The WRCEVA is home to a collection of over >8,000 virus strains, encompassing 21 viral families. These viruses, along with associated antigens and antibodies, represent a critical resource that the WRCEVA distributes to the research and surveillance community free of charge to facilitate the response to new and continuing outbreaks.

Discovery, isolation, and characterization of newly acquired viruses
The WRCEVA works with clinical and field samples to isolate, identify, and characterize new viral strains. The WRCEVA also gladly accepts deposits of new or unique virus strains from other researchers to facilitate their distribution to the global research and surveillance community.

Training scientists in the identification and characterization of emerging viruses and arboviruses
To enhance research efforts in the U.S. and abroad and to foster collaborations, the WRCEVA provides basic training in the identification and characterization of emerging viruses is provided to qualified scientists.


twitter_logo_smallThe WRCEVA is now active on Twitter. Please follow us @UTMB_WRCEVA for exciting news and announcements.


Amélia Paes de Andrade Travassos da Rosa
Amélia Paes de Andrade Travassos da Rosa

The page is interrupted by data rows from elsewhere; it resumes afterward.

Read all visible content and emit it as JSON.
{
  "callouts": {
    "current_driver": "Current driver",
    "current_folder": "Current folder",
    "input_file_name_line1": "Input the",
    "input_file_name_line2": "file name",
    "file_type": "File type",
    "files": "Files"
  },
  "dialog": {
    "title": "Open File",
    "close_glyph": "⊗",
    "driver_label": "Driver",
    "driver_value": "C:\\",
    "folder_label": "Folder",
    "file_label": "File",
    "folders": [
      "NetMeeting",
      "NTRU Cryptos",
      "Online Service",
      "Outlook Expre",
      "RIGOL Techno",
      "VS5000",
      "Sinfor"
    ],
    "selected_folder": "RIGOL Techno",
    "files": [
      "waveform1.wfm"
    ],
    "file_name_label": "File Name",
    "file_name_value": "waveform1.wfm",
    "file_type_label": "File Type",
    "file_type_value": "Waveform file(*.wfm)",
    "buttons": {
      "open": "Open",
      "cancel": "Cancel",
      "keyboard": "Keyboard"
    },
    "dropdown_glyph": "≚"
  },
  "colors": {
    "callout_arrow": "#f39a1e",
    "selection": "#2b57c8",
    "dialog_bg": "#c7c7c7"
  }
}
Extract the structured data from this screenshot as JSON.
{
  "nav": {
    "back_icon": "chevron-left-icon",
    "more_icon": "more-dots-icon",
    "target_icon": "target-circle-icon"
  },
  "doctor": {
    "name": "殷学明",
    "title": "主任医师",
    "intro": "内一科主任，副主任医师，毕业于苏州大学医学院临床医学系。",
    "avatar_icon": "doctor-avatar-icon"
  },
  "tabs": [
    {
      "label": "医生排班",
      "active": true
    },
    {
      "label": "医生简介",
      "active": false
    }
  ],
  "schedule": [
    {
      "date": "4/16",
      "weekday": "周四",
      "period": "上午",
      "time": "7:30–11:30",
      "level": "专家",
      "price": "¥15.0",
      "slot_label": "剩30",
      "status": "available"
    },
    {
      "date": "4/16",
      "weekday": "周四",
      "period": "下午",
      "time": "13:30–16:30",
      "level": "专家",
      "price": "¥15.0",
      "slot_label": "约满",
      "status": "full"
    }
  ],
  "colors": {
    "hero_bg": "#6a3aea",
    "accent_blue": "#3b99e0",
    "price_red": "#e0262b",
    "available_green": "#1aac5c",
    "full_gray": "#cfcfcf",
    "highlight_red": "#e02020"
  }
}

Amelia joined UTMB and the World Reference Center for Emerging Viruses and Arboviruses in 1998 and worked in the serology section for 19 consecutive years until her retirement in April 2017. During her time at UTMB, Amelia played an important role in the identification of several novel arthropod-borne viruses and contributed to the publication of more than 110 manuscripts in peer-reviewed journals, including the New England Journal of Medicine, Emerging Infectious Diseases, and the American Journal of Tropical Medicine and Hygiene among others. Prior to joining UTMB, Amelia served as the Director of the Arbovirology and Hemorrhagic Fever section at the Instituto Evandro Chagas in Belem, Brazil where she led ecological and epidemiological investigations of arthropod-borne viruses, many newly discovered, that resulted in 135 publications. These papers are still considered the best source of information about arboviruses and associated diseases in the Amazon Basin. Following her retirement from UTMB, Amelia returned to her home country Brazil and suddenly passed away on December 4th, 2017 after a brief illness. Amelia will be remembered forever by her colleagues not only for her tremendous contribution to arbovirology but also for her remarkable generosity and genuinely loving and humble spirit.